• **Given data**

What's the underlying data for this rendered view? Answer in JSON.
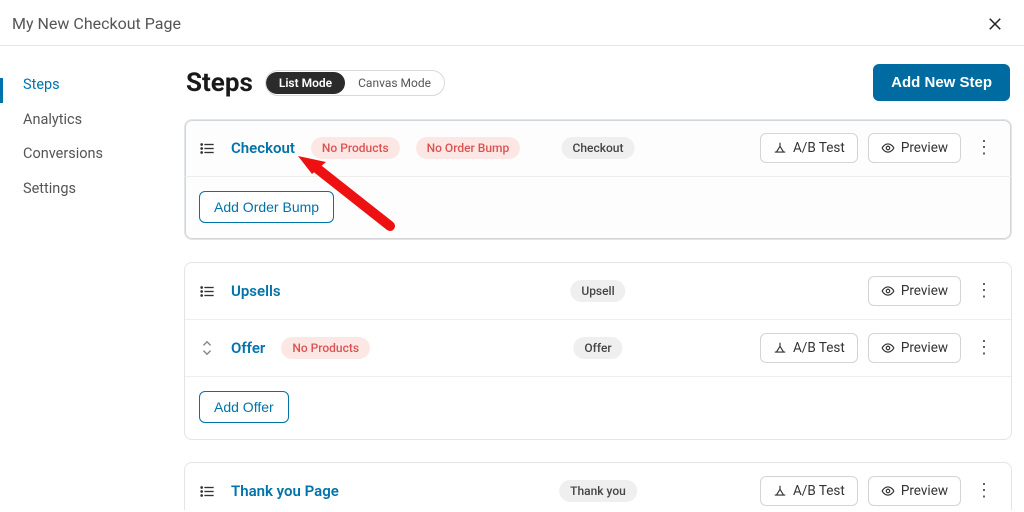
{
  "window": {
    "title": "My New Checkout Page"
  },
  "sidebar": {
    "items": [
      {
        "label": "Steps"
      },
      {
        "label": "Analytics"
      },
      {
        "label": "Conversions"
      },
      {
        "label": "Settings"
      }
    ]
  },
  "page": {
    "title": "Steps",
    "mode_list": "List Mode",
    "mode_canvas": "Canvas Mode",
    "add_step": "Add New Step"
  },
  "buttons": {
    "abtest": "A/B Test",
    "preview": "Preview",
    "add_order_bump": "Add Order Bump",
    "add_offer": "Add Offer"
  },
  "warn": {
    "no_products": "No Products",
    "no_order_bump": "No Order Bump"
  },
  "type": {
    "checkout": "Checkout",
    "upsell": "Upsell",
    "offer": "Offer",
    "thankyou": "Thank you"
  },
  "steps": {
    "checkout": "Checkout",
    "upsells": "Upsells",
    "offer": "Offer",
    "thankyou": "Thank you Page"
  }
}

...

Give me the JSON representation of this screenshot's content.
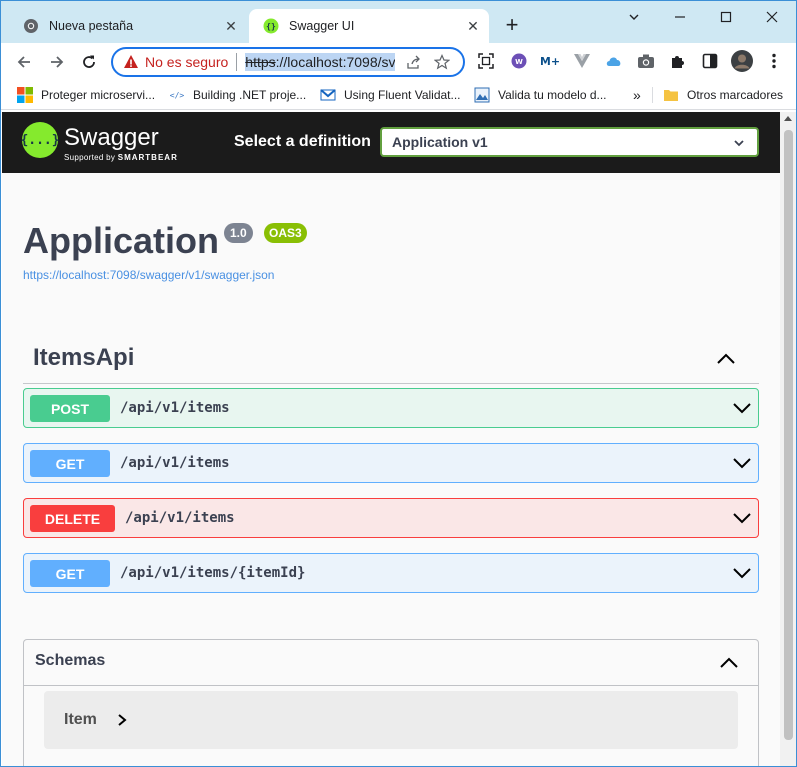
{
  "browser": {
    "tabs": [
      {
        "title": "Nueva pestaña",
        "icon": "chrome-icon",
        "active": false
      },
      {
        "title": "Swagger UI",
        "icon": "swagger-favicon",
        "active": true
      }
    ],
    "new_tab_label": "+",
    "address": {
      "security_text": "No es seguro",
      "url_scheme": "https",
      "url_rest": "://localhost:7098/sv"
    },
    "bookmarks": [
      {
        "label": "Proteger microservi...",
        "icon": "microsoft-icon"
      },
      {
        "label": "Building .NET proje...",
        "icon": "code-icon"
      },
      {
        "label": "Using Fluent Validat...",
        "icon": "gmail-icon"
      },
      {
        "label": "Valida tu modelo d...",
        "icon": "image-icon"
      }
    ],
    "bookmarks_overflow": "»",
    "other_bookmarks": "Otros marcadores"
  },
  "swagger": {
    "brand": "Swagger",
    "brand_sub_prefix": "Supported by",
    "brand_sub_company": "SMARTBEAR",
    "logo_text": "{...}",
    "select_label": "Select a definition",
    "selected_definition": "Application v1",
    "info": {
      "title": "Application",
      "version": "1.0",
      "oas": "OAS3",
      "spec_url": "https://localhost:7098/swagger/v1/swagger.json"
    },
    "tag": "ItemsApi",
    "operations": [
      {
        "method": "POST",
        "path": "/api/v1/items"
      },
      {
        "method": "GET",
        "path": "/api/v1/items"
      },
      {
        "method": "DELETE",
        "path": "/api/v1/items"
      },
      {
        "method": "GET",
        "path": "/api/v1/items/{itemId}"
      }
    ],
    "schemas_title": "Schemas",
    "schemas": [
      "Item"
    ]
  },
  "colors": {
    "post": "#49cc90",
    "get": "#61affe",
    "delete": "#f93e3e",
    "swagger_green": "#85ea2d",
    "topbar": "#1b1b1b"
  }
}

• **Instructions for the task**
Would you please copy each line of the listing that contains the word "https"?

• **Task answer**
      "url_scheme": "https",
      "spec_url": "https://localhost:7098/swagger/v1/swagger.json"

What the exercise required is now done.